One interesting alternative model comes from the new mobile platform Voltari. Actually, Voltari is anything but new. This is the longstanding carrier-service Motricity under a new name and form. The company wound down its operator services to Verizon and AT&T on June 30, has moved from Seattle to New York, and is now a digital media platform emphasizing mobile.
Taking some of the lessons it learned from helping carriers identify customers’ propensity to buy into services and content, Voltari rejects the notion that any one signal can be used to target and optimize campaigns effectively enough. “We are looking at four data points,” says CEO Rich Stalzer. “Location, time of day, content and device.” While simple on the surface, those four pieces of information about a user looking at a piece of content can render up to 40,000 attributes, as each can be mapped across other known demo, psychographic and behavioral profiles.
The real strength of the system, Stalzer argues, is not just in the intial profiling as much as in the machine learning that follows. “We look at every moment every ad is served -- about these types of ads working at this location at this time of day.”
CTO David Castillo adds that the system was grounded in lessons from working with carriers and seeing users' propensity for engaging with different kinds of content. “One algorithm wouldn’t solve it all.
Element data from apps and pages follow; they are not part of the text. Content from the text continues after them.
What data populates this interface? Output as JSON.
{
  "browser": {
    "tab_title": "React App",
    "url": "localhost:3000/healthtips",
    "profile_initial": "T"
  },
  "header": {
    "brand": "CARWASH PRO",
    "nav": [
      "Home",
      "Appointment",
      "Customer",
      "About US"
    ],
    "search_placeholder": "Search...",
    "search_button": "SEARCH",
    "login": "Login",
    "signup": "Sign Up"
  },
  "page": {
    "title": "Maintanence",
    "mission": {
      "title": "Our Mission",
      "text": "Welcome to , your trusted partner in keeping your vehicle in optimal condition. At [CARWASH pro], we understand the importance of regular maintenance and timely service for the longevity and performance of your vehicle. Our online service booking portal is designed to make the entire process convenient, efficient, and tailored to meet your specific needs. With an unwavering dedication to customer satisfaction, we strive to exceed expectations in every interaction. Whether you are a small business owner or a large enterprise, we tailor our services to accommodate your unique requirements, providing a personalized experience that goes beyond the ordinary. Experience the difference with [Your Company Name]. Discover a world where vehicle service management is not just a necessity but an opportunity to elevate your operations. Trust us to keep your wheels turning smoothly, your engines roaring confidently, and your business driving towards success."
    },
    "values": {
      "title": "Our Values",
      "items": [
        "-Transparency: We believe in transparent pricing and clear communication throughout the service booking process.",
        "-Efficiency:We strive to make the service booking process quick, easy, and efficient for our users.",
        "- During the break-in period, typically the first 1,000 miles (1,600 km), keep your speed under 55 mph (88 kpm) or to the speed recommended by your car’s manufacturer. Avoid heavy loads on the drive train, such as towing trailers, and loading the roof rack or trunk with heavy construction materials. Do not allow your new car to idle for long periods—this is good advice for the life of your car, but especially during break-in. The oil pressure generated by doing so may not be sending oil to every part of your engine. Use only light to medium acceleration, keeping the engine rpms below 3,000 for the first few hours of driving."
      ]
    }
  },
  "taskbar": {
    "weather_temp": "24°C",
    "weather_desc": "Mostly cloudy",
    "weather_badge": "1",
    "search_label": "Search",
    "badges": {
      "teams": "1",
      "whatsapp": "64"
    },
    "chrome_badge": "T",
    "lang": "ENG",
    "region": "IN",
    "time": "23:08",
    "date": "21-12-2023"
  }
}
We needed to put a pipeline chain together. It isn’t built on segments but on 40,000 attributes, and each model has positive and negative weights," says Castillo. "The negative weighting means I will optimize away from these attributes, and the positive ones we will optimize toward. Then there is a model to see what publishers perform for what type of content. And then contextual relevance targeting becomes a biaser.”
The system is scoring campaigns on the fly in real time, and making bids in exchanges accordingly. “It may impact the bid if it predicts a lift,” says Castillo, “and then we’ll determine the impact on the bid price, and then we will know immediately if we did something useful if we get a response or not. Then we reevaluate the scorecards.”
The company claims to see a significant 3X to 4X increase in overall click-throughs using the approach. “We learned it is very good at short flight campaigns. We can jump on a propensity curve by bootstrapping lookalikes against our own data,” says Stalzer. “With the machine learning algorithms, we don’t have to burn through as many impressions to get to the target population.” Movie releases, for instance, have performed especially well because the algorithms find the audience quickly and the persistent optimization mitigates some of the drop-off in performance that tends to occur over time.
The search for new targeting and optimization mechanisms is only really beginning for the mobile world, where so many variables are introduced and traditional tracking is challenged. The level of complexity for buying into these systems spikes even higher as the data scientists have to model and weigh the impact of precise location against user behaviors, against physical and content context, as well as time of day and a host of other possible signals. Welcome to the machine… mobilized.